Content starts
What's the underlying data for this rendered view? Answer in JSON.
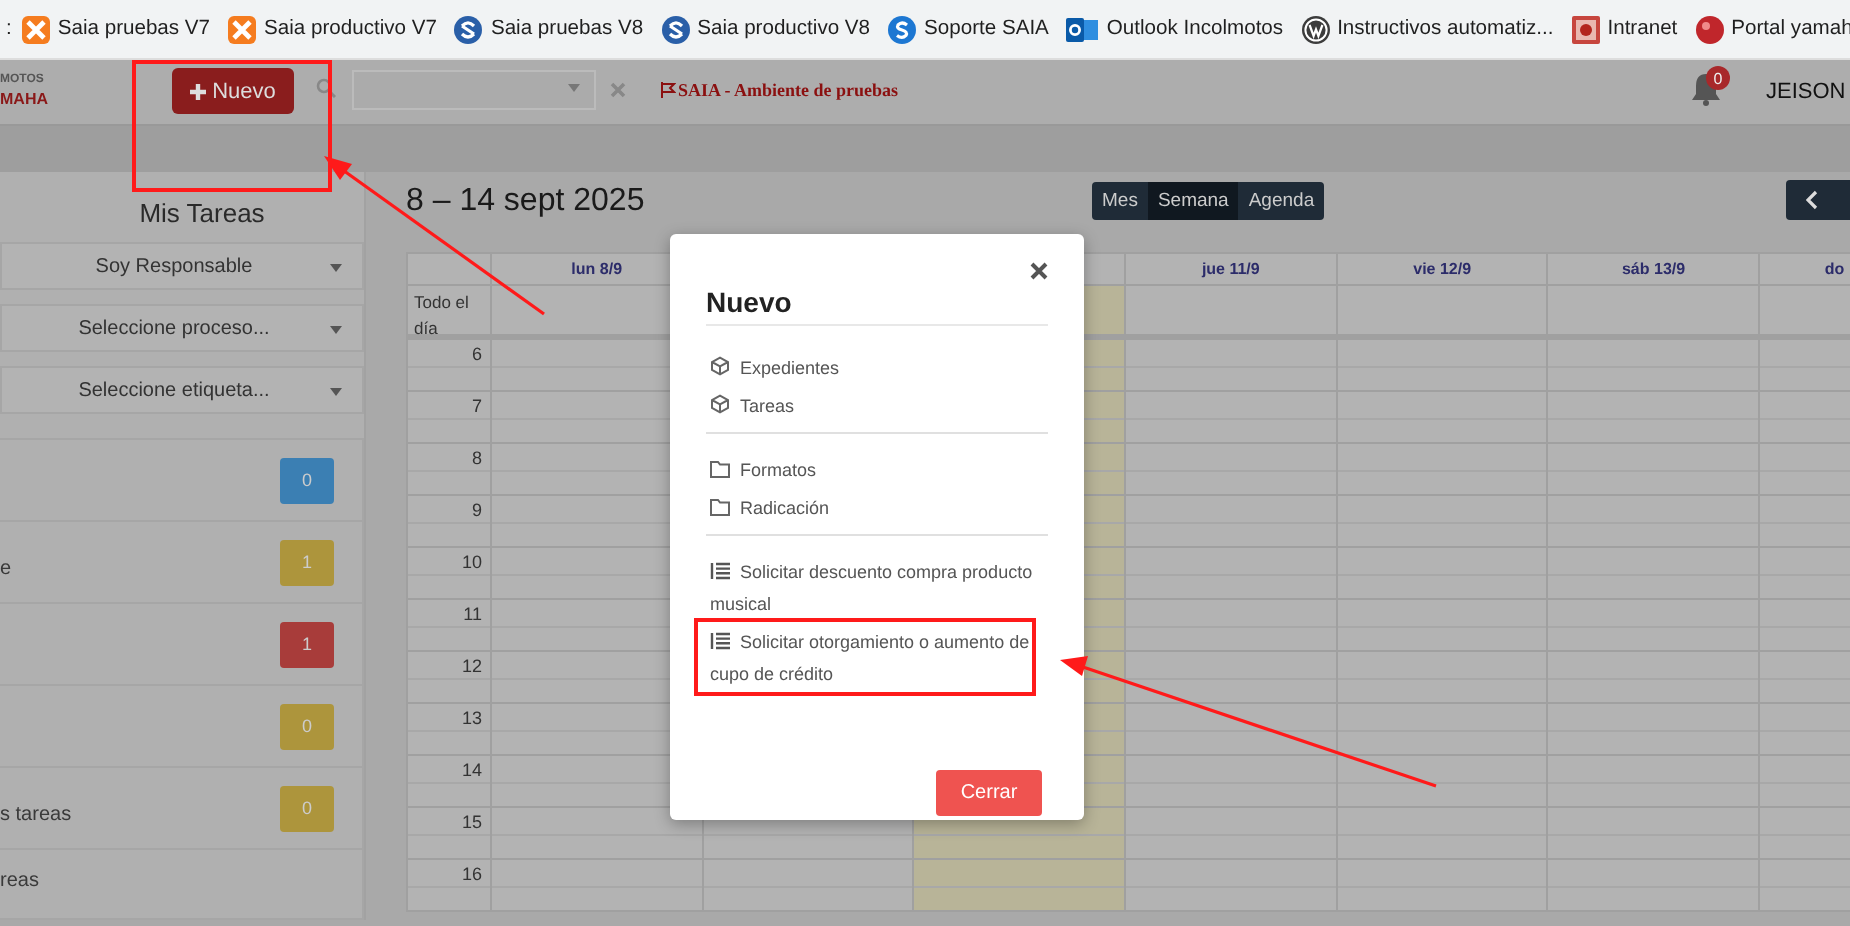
{
  "bookmarks": {
    "partial": ":",
    "items": [
      {
        "label": "Saia pruebas V7",
        "kind": "xampp"
      },
      {
        "label": "Saia productivo V7",
        "kind": "xampp"
      },
      {
        "label": "Saia pruebas V8",
        "kind": "saia"
      },
      {
        "label": "Saia productivo V8",
        "kind": "saia"
      },
      {
        "label": "Soporte SAIA",
        "kind": "support"
      },
      {
        "label": "Outlook Incolmotos",
        "kind": "mail"
      },
      {
        "label": "Instructivos automatiz...",
        "kind": "blog"
      },
      {
        "label": "Intranet",
        "kind": "image"
      },
      {
        "label": "Portal yamah",
        "kind": "portal"
      }
    ]
  },
  "header": {
    "logo_top": "MOTOS",
    "logo_bottom": "MAHA",
    "new_button": "Nuevo",
    "environment": "SAIA - Ambiente de pruebas",
    "notifications": "0",
    "user": "JEISON"
  },
  "tasks": {
    "title": "Mis Tareas",
    "filters": [
      {
        "value": "Soy Responsable"
      },
      {
        "value": "Seleccione proceso..."
      },
      {
        "value": "Seleccione etiqueta..."
      }
    ],
    "counters": [
      {
        "count": "0",
        "color": "#3b7fb3"
      },
      {
        "label": "e",
        "count": "1",
        "color": "#ad953c"
      },
      {
        "count": "1",
        "color": "#a83c3a"
      },
      {
        "count": "0",
        "color": "#ad953c"
      },
      {
        "label": "s tareas",
        "count": "0",
        "color": "#ad953c"
      },
      {
        "label": "reas"
      }
    ]
  },
  "calendar": {
    "title": "8 – 14 sept 2025",
    "views": [
      {
        "label": "Mes",
        "selected": false
      },
      {
        "label": "Semana",
        "selected": true
      },
      {
        "label": "Agenda",
        "selected": false
      }
    ],
    "all_day": "Todo el día",
    "hours": [
      "6",
      "7",
      "8",
      "9",
      "10",
      "11",
      "12",
      "13",
      "14",
      "15",
      "16"
    ],
    "days": [
      {
        "label": "lun 8/9",
        "today": false
      },
      {
        "today": false
      },
      {
        "today": true
      },
      {
        "label": "jue 11/9",
        "today": false
      },
      {
        "label": "vie 12/9",
        "today": false
      },
      {
        "label": "sáb 13/9",
        "today": false
      },
      {
        "label": "do",
        "today": false
      }
    ]
  },
  "modal": {
    "title": "Nuevo",
    "sections": [
      {
        "items": [
          {
            "label": "Expedientes",
            "kind": "module"
          },
          {
            "label": "Tareas",
            "kind": "module"
          }
        ]
      },
      {
        "items": [
          {
            "label": "Formatos",
            "kind": "folder"
          },
          {
            "label": "Radicación",
            "kind": "folder"
          }
        ]
      },
      {
        "items": [
          {
            "label": "Solicitar descuento compra producto musical",
            "kind": "form"
          },
          {
            "label": "Solicitar otorgamiento o aumento de cupo de crédito",
            "kind": "form"
          }
        ]
      }
    ],
    "close_button": "Cerrar"
  }
}
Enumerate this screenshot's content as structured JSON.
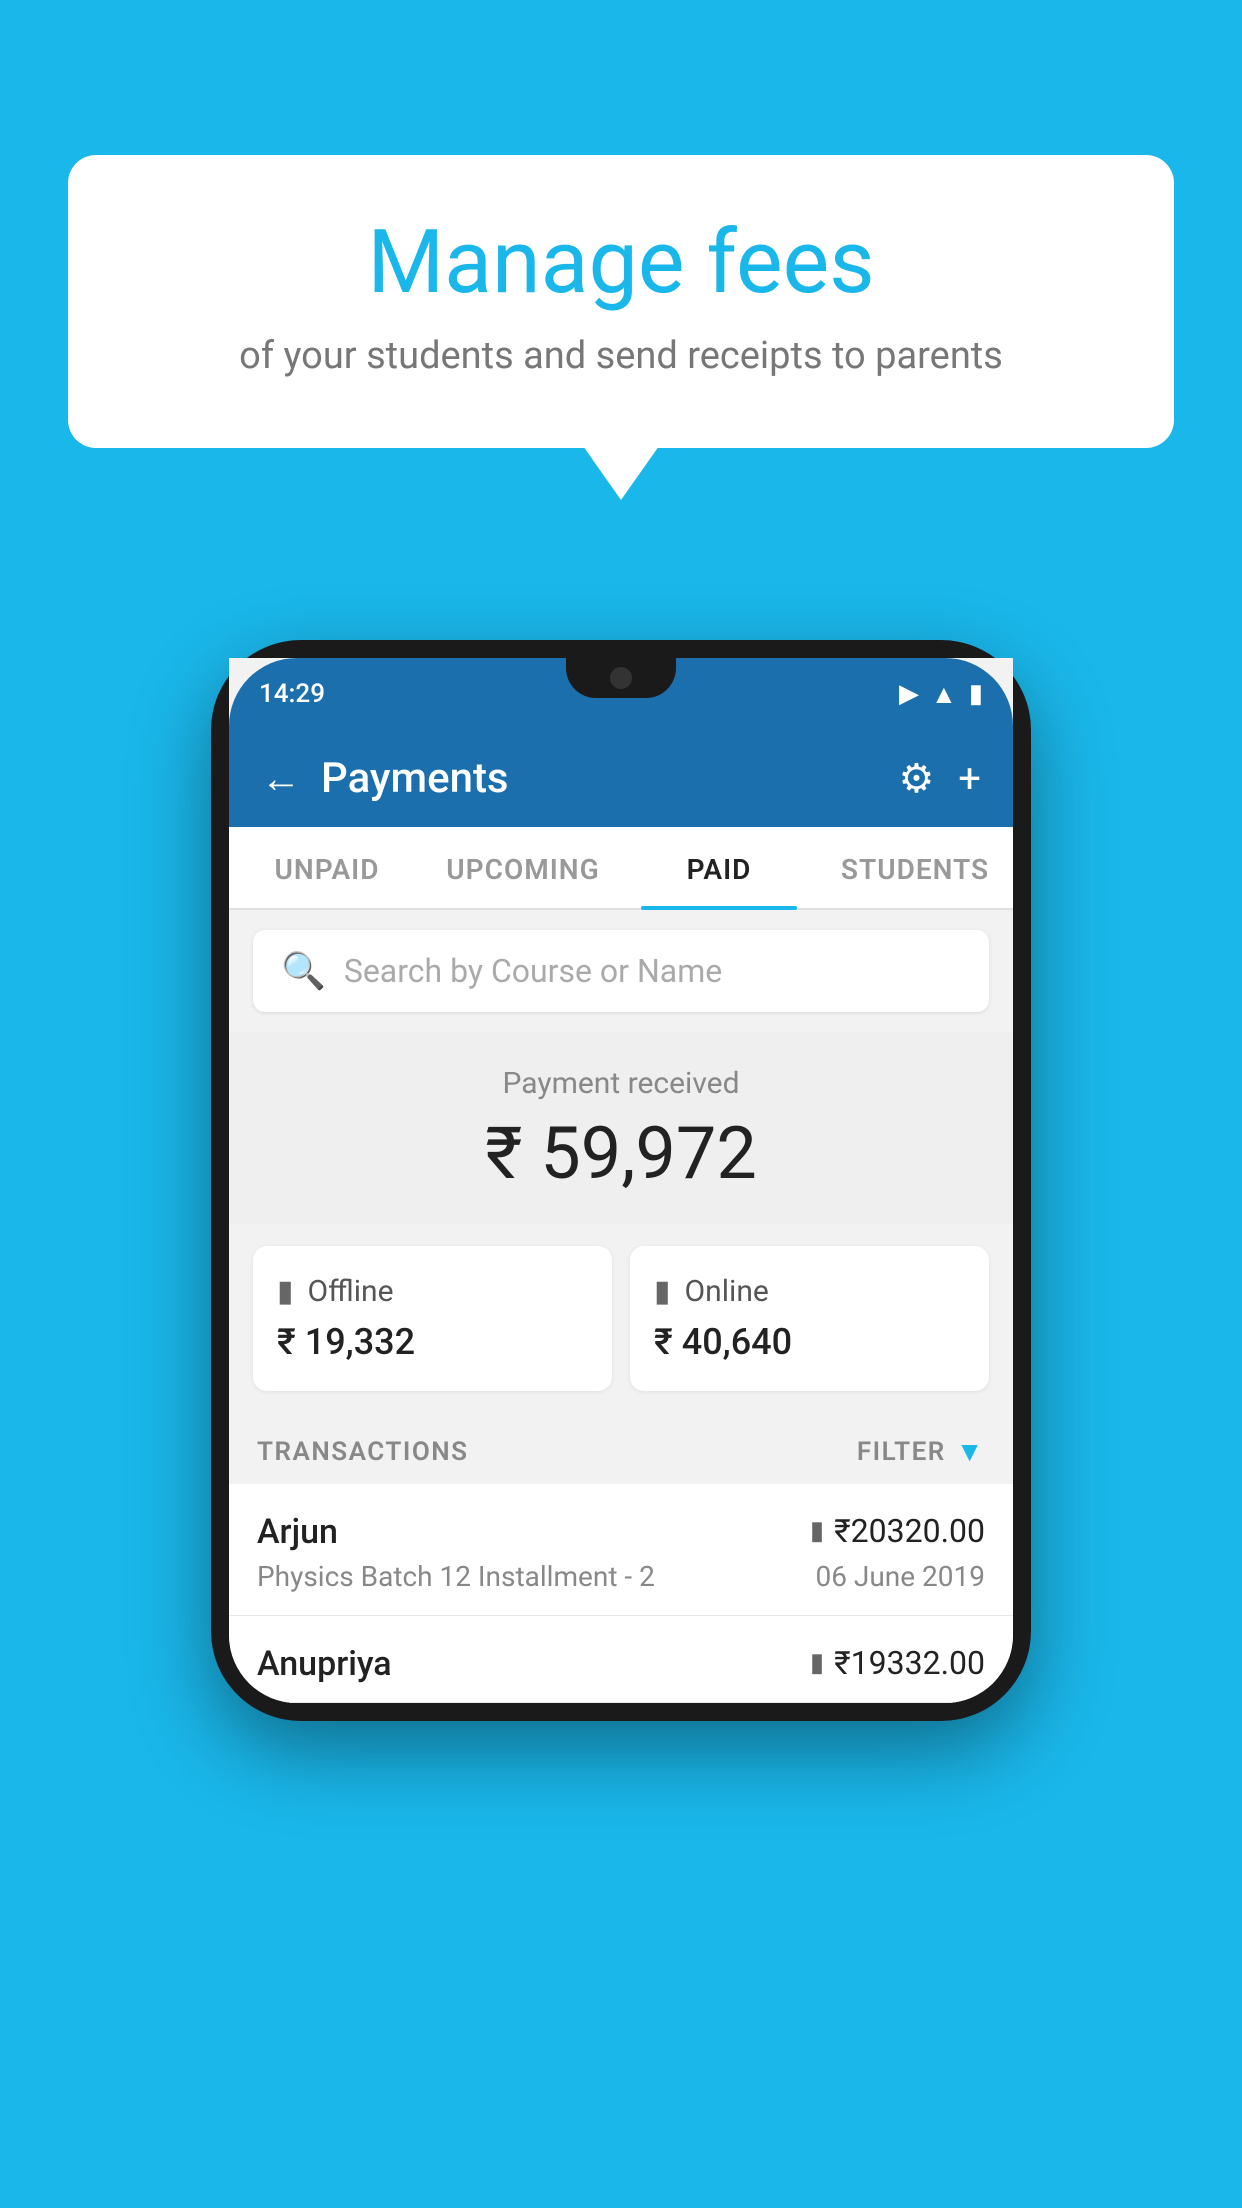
{
  "background_color": "#1ab7ea",
  "bubble": {
    "title": "Manage fees",
    "subtitle": "of your students and send receipts to parents"
  },
  "phone": {
    "status_bar": {
      "time": "14:29",
      "wifi": "▼",
      "signal": "▲",
      "battery": "▪"
    },
    "header": {
      "title": "Payments",
      "back_label": "←",
      "gear_label": "⚙",
      "plus_label": "+"
    },
    "tabs": [
      {
        "label": "UNPAID",
        "active": false
      },
      {
        "label": "UPCOMING",
        "active": false
      },
      {
        "label": "PAID",
        "active": true
      },
      {
        "label": "STUDENTS",
        "active": false
      }
    ],
    "search": {
      "placeholder": "Search by Course or Name"
    },
    "payment_summary": {
      "label": "Payment received",
      "amount": "₹ 59,972",
      "offline_label": "Offline",
      "offline_amount": "₹ 19,332",
      "online_label": "Online",
      "online_amount": "₹ 40,640"
    },
    "transactions": {
      "header_label": "TRANSACTIONS",
      "filter_label": "FILTER",
      "items": [
        {
          "name": "Arjun",
          "amount": "₹20320.00",
          "course": "Physics Batch 12 Installment - 2",
          "date": "06 June 2019",
          "payment_type": "online"
        },
        {
          "name": "Anupriya",
          "amount": "₹19332.00",
          "course": "",
          "date": "",
          "payment_type": "offline"
        }
      ]
    }
  }
}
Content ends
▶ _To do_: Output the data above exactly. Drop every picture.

▶ _Answer_:
What's the underlying data for this rendered view? Answer in JSON.
{
  "bookmarks": {
    "partial": ":",
    "items": [
      {
        "label": "Saia pruebas V7",
        "kind": "xampp"
      },
      {
        "label": "Saia productivo V7",
        "kind": "xampp"
      },
      {
        "label": "Saia pruebas V8",
        "kind": "saia"
      },
      {
        "label": "Saia productivo V8",
        "kind": "saia"
      },
      {
        "label": "Soporte SAIA",
        "kind": "support"
      },
      {
        "label": "Outlook Incolmotos",
        "kind": "mail"
      },
      {
        "label": "Instructivos automatiz...",
        "kind": "blog"
      },
      {
        "label": "Intranet",
        "kind": "image"
      },
      {
        "label": "Portal yamah",
        "kind": "portal"
      }
    ]
  },
  "header": {
    "logo_top": "MOTOS",
    "logo_bottom": "MAHA",
    "new_button": "Nuevo",
    "environment": "SAIA - Ambiente de pruebas",
    "notifications": "0",
    "user": "JEISON"
  },
  "tasks": {
    "title": "Mis Tareas",
    "filters": [
      {
        "value": "Soy Responsable"
      },
      {
        "value": "Seleccione proceso..."
      },
      {
        "value": "Seleccione etiqueta..."
      }
    ],
    "counters": [
      {
        "count": "0",
        "color": "#3b7fb3"
      },
      {
        "label": "e",
        "count": "1",
        "color": "#ad953c"
      },
      {
        "count": "1",
        "color": "#a83c3a"
      },
      {
        "count": "0",
        "color": "#ad953c"
      },
      {
        "label": "s tareas",
        "count": "0",
        "color": "#ad953c"
      },
      {
        "label": "reas"
      }
    ]
  },
  "calendar": {
    "title": "8 – 14 sept 2025",
    "views": [
      {
        "label": "Mes",
        "selected": false
      },
      {
        "label": "Semana",
        "selected": true
      },
      {
        "label": "Agenda",
        "selected": false
      }
    ],
    "all_day": "Todo el día",
    "hours": [
      "6",
      "7",
      "8",
      "9",
      "10",
      "11",
      "12",
      "13",
      "14",
      "15",
      "16"
    ],
    "days": [
      {
        "label": "lun 8/9",
        "today": false
      },
      {
        "today": false
      },
      {
        "today": true
      },
      {
        "label": "jue 11/9",
        "today": false
      },
      {
        "label": "vie 12/9",
        "today": false
      },
      {
        "label": "sáb 13/9",
        "today": false
      },
      {
        "label": "do",
        "today": false
      }
    ]
  },
  "modal": {
    "title": "Nuevo",
    "sections": [
      {
        "items": [
          {
            "label": "Expedientes",
            "kind": "module"
          },
          {
            "label": "Tareas",
            "kind": "module"
          }
        ]
      },
      {
        "items": [
          {
            "label": "Formatos",
            "kind": "folder"
          },
          {
            "label": "Radicación",
            "kind": "folder"
          }
        ]
      },
      {
        "items": [
          {
            "label": "Solicitar descuento compra producto musical",
            "kind": "form"
          },
          {
            "label": "Solicitar otorgamiento o aumento de cupo de crédito",
            "kind": "form"
          }
        ]
      }
    ],
    "close_button": "Cerrar"
  }
}
Enumerate this screenshot's content as structured JSON.
{
  "background_color": "#1ab7ea",
  "bubble": {
    "title": "Manage fees",
    "subtitle": "of your students and send receipts to parents"
  },
  "phone": {
    "status_bar": {
      "time": "14:29",
      "wifi": "▼",
      "signal": "▲",
      "battery": "▪"
    },
    "header": {
      "title": "Payments",
      "back_label": "←",
      "gear_label": "⚙",
      "plus_label": "+"
    },
    "tabs": [
      {
        "label": "UNPAID",
        "active": false
      },
      {
        "label": "UPCOMING",
        "active": false
      },
      {
        "label": "PAID",
        "active": true
      },
      {
        "label": "STUDENTS",
        "active": false
      }
    ],
    "search": {
      "placeholder": "Search by Course or Name"
    },
    "payment_summary": {
      "label": "Payment received",
      "amount": "₹ 59,972",
      "offline_label": "Offline",
      "offline_amount": "₹ 19,332",
      "online_label": "Online",
      "online_amount": "₹ 40,640"
    },
    "transactions": {
      "header_label": "TRANSACTIONS",
      "filter_label": "FILTER",
      "items": [
        {
          "name": "Arjun",
          "amount": "₹20320.00",
          "course": "Physics Batch 12 Installment - 2",
          "date": "06 June 2019",
          "payment_type": "online"
        },
        {
          "name": "Anupriya",
          "amount": "₹19332.00",
          "course": "",
          "date": "",
          "payment_type": "offline"
        }
      ]
    }
  }
}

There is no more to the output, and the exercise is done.